When in Doubt, Cite the Record

I wouldn’t want to be the lawyer who not only lost the appeal with a PCA, but also got admonished for not following the rules and properly citing to the record. Fla. R. App. P. 9.210(b)(2), people. It’s not just for breakfast any more. Siforov v. HSCB Bank, USA, No. 3D08-2895 (Fla. 3d DCA July 28, 2010).

Appendix, Please

The appendix requirement of Florida Rule of Appellate Procedure 9.220 is not just an afterthought, it’s a necessity. When you are asking the Court to review a non-final order, in particular, the appendix is essential: The appellate court is not sent the record, and is counting on the litigants to provide it with copies of the pleadings, transcripts, and other relevant documents that were before the trial court.

And if you don’t serve an appendix with your brief, as required by Rule 9.130(e)? The Third DCA will affirm the holding below. Reliance Property Management, Inc. v. Transportation Equipment Specialists, Inc., No. 3D09-411 (Feb. 24, 2010)[/pdf].

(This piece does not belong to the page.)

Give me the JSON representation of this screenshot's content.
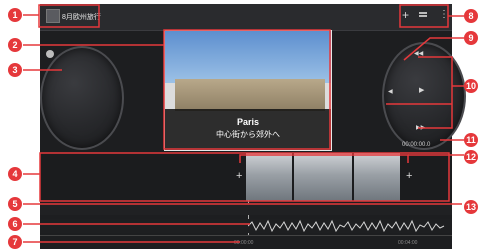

Appealing Confirmation of an Arbitration Award? No Rule, No Jurisdiction

The Third District Court of Appeal held (.pdf) it has no jurisdiction to review a trial court order confirming an arbitration award. What makes the case slightly interesting is that there is a provision of the Arbitration Code, Section 682.20, Fla. Stat., that purports to specifically allow such appeals. The Court joined its sister District, however, in holding that the statute doesn’t meet the jurisdictional requirements of the Florida Constitution, which holds that review of non final orders can be made only ‘the extent provided by rules adopted by the supreme court.’ Without a Florida Rule of Appellate Procedure, there is no jurisdiction.